What's nice here is that Shields is only locked up for another three years guaranteed. That fits well into the Royals window of contention for the most part, though 2018 might be a lost year. 2019 though almost certainly will be at this point in time.

So what would it cost for the Royals? Obviously the more money the Padres include the better the player they'll get in return. One seemingly oft-mentioned trade is a swap with the Red Sox for Pablo Sandoval for Shields, or a semi-bad contract swap. Though as noted above, Shields isn't really a bad contract but one with above average risk probably.
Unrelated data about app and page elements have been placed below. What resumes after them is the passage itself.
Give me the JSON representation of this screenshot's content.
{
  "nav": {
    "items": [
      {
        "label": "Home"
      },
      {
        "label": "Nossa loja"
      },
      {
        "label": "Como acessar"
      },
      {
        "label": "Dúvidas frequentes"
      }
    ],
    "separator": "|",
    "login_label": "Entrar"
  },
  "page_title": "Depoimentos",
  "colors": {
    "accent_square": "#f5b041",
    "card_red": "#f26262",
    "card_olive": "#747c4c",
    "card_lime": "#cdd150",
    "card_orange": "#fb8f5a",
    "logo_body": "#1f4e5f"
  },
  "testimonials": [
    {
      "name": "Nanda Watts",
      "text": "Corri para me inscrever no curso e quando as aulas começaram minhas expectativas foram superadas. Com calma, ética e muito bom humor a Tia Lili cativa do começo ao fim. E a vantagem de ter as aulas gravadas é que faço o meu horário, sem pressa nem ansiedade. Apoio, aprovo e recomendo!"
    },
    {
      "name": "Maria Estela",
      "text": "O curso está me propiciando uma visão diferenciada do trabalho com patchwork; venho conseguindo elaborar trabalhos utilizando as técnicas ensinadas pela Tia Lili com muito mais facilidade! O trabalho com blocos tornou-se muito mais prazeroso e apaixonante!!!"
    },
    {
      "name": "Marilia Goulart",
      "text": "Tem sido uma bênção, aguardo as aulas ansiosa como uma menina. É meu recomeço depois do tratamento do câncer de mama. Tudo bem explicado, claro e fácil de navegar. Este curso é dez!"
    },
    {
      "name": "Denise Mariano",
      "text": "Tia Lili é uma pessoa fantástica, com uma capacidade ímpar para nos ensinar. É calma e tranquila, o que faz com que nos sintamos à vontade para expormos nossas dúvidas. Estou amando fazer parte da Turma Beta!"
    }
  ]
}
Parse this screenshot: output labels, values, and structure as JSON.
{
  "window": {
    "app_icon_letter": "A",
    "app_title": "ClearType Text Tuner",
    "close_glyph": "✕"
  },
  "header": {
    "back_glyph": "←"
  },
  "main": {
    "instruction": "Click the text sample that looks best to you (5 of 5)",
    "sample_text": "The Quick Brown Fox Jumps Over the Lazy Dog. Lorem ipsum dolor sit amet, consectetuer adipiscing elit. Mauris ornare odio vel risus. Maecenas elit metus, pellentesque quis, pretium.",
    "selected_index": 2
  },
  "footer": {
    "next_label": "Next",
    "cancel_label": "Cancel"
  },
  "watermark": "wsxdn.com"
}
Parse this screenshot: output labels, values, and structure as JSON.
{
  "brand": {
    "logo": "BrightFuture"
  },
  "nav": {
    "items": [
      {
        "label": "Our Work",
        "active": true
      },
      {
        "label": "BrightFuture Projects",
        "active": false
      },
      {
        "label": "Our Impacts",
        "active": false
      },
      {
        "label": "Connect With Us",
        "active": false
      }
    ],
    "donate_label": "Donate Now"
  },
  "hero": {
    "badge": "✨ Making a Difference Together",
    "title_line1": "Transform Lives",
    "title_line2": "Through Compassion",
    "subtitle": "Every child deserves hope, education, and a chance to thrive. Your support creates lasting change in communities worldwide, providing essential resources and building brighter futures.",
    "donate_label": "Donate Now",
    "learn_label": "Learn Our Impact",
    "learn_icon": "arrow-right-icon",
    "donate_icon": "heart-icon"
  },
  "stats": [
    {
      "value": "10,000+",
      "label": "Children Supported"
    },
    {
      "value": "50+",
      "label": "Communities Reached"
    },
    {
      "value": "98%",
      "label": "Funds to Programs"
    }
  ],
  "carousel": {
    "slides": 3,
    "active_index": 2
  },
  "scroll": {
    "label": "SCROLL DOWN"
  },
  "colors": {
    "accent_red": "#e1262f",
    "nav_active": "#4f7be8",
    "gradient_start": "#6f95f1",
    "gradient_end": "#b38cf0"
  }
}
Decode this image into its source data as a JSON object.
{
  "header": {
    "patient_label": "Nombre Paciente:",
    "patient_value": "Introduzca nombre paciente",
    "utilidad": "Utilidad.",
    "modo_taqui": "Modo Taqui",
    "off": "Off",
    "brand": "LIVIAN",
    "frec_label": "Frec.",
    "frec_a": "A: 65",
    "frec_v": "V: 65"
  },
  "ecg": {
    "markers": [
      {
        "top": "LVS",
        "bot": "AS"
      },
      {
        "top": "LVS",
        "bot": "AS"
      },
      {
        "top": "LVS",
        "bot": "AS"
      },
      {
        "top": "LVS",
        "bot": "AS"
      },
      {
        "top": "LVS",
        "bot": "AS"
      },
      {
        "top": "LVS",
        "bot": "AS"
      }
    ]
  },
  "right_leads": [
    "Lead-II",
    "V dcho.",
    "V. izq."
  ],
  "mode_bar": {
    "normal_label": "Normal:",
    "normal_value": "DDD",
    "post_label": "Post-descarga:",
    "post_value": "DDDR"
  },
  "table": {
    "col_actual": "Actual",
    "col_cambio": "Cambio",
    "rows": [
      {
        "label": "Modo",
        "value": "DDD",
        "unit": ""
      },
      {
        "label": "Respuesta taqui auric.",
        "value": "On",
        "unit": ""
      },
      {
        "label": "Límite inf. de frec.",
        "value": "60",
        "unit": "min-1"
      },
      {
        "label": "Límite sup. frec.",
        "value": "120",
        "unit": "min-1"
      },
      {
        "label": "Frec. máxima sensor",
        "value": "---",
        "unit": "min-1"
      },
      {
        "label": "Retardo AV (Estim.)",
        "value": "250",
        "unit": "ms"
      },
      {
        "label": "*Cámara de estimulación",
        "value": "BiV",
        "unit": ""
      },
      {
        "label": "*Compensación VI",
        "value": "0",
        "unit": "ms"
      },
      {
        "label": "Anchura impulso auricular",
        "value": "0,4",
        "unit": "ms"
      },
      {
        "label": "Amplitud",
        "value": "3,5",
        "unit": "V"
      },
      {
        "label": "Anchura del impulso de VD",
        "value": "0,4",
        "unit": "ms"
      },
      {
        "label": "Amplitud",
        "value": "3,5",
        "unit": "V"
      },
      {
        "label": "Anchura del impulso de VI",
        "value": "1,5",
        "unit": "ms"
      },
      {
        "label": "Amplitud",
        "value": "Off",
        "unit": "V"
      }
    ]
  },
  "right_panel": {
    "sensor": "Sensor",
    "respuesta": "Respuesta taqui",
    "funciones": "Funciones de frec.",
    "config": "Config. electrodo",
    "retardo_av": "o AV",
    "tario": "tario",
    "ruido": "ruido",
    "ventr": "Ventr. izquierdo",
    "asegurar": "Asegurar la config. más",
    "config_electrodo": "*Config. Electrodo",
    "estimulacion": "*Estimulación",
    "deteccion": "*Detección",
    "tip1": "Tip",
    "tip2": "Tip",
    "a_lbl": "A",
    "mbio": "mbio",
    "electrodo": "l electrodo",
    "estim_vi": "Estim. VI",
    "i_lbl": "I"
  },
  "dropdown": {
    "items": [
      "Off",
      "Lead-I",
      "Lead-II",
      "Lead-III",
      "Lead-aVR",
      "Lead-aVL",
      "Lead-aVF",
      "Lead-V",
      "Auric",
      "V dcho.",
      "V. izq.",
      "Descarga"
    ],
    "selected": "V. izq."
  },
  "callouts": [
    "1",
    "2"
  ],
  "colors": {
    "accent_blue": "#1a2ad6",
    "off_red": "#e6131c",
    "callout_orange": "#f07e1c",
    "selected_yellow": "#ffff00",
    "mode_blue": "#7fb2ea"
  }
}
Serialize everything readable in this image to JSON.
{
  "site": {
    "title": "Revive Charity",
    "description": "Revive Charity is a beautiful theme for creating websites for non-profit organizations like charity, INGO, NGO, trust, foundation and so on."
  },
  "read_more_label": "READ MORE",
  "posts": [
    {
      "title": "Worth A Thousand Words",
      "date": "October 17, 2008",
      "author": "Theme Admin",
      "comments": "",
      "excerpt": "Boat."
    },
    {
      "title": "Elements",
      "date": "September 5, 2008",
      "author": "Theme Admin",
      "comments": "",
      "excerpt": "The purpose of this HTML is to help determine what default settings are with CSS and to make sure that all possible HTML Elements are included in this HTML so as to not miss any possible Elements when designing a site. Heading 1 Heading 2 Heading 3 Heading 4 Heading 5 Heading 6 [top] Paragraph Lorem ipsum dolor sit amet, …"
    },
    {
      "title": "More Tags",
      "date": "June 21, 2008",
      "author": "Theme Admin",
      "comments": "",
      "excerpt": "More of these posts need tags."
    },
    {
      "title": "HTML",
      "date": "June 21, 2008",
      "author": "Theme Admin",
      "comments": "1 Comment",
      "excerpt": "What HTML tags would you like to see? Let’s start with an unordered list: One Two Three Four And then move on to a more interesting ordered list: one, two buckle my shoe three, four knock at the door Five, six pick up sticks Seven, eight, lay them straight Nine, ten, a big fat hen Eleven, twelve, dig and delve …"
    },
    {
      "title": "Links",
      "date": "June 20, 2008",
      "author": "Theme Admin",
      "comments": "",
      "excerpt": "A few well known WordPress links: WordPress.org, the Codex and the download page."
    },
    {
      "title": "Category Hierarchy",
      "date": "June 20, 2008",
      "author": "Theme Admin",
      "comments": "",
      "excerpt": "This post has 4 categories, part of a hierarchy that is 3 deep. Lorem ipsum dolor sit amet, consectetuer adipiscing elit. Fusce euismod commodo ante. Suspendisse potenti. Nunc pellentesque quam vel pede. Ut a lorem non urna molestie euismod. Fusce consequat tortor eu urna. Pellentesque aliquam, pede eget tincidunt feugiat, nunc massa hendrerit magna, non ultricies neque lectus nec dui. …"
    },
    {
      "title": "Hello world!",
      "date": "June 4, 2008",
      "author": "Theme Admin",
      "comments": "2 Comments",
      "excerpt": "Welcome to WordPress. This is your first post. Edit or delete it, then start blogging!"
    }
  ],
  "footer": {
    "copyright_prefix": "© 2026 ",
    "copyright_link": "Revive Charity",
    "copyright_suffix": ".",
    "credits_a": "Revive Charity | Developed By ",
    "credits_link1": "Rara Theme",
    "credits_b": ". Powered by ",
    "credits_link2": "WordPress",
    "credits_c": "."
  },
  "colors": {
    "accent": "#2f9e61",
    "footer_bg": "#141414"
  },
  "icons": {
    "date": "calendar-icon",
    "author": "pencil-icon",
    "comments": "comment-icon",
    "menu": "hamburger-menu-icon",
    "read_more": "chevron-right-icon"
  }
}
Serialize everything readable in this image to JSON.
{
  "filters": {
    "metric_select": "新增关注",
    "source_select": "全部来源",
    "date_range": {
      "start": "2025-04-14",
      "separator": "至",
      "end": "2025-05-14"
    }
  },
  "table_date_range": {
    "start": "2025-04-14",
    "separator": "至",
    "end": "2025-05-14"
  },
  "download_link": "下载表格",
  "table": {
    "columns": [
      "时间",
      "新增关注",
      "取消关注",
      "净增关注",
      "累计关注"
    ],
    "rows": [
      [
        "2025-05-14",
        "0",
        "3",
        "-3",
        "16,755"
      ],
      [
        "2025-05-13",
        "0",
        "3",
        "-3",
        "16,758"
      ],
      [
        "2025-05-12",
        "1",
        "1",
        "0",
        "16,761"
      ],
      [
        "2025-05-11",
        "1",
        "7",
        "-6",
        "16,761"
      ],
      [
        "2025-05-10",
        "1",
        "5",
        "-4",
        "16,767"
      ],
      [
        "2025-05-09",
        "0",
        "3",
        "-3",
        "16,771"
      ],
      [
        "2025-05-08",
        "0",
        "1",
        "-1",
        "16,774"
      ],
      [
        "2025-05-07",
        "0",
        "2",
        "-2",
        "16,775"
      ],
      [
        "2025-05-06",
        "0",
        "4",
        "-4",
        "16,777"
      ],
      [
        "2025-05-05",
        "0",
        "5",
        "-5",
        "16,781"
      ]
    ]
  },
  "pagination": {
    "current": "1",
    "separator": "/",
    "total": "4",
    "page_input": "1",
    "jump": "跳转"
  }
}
The Padres seem to be set with some options for their rotation, but they just traded Craig Kimbrel and are likely in need of some bullpen help. They need some infield help as well as outfield too. However with the Padres it's not easy to decipher what they are doing. They went big in 2015 to try and win, which didn't work out. Now they've traded Craig Kimbrel (who they acquired last winter) and just also traded their starting first baseman Yonder Alonso.

What it seems like they are doing is trying to shed some salary (moving Kimbrel, potentially trading Shields/Cashner) while getting younger. So maybe it makes sense for the Padres to look for prospects in return than MLB ready pieces (like they did with the Kimbrel trade in acquiring four minor leaguers).

Again Shields isn't a terrible contract (if you go by Steamers projections) but he's not someone with surplus value really over the next three years. Likely it would take an decent, but not great prospect or two.

I think we could rule out Raul Mondesi and Kyle Zimmer as the Royals covet both of them. So instead we're probably looking at prospects that might be ranked 5-10 in the system. Those names (based on more popular opinion, not necessarily mine) would likely be:

Jorge Bonifacio

Foster Griffin

Scott Blewett

Nolan Watson

Hunter Dozier

Cheslor Cuthbert

Personally I'd be okay with parting with any of those guys at this point for Shields, though I'd be most reluctant to part with Blewett or Watson. Kansas City would likely need to kick in another back guy like Pedro Fernandez, Eric Skoglund, Alfredo Maldonado, Alec Mills, etc...

Money is a factor as I mentioned earlier. If they kicked in $20M then the Royals are probably parting with two guys from that 5-10 range.

What about this though... The Braves basically bought Touki Toussaint from the Diamondbacks (for Bronson Arroyo) for $13M this past July. Toussaint is top 100 prospect (former mid-first rounder) but he's not Raul Mondesi (who is a top 50 prospect for the most part). Now it's not exact to say that the Mondesi is twice as good a prospect as Toussaint, but he's certainly a better one by some level. Now, the Braves acquired Arroyo (who was recovering from Tommy John) and then basically DFA'd him as he didn't pitch an inning for the Braves organization anywhere. The Royals however would get value, hopefully several wins from Shields, so that's at a cost to the Padres.

Would you be okay with the Royals parting with Mondesi and others if the Padres paid for $50M (~75%) of the Shields contract? Now in this scenario the Royals would have to make Shields guarantee he won't opt out, which would probably make the Royals have to guarantee his final year.

Year Age Salary fWAR $/WAR Value Surplus
2016 34 $   8,500,000 3 $ 8,000,000 $ 24,000,000 $ 15,500,000
2017 35 $   8,500,000 2.5 $ 8,400,000 $ 21,000,000 $ 12,500,000.
2018 36 $   8,500,000 2 $ 8,820,000 $ 17,640,000 $   9,140,000
2019 37 $   3,500,000 1.5 $ 9,261,000 $ 13,891,500 $ 10,391,500
Total - $ 29,000,000 9 - $ 76,531,500 $ 47,531,500

That would represent a great deal for the Royals but they would of course part with the best prospect they've had in a few years. A prospect they are probably wanting to have once the rebuild starts in a few years.

$50M is a lot of money, and it's probably more than the Padres want to part with for a guy like Mondesi. I'd imagine they'd have other suitors with better prospects perhaps if suddenly they've got a half off coupon for Shields in their fanny packs. However I don't write for other teams SB Nation sites so I have to live in this Royals world.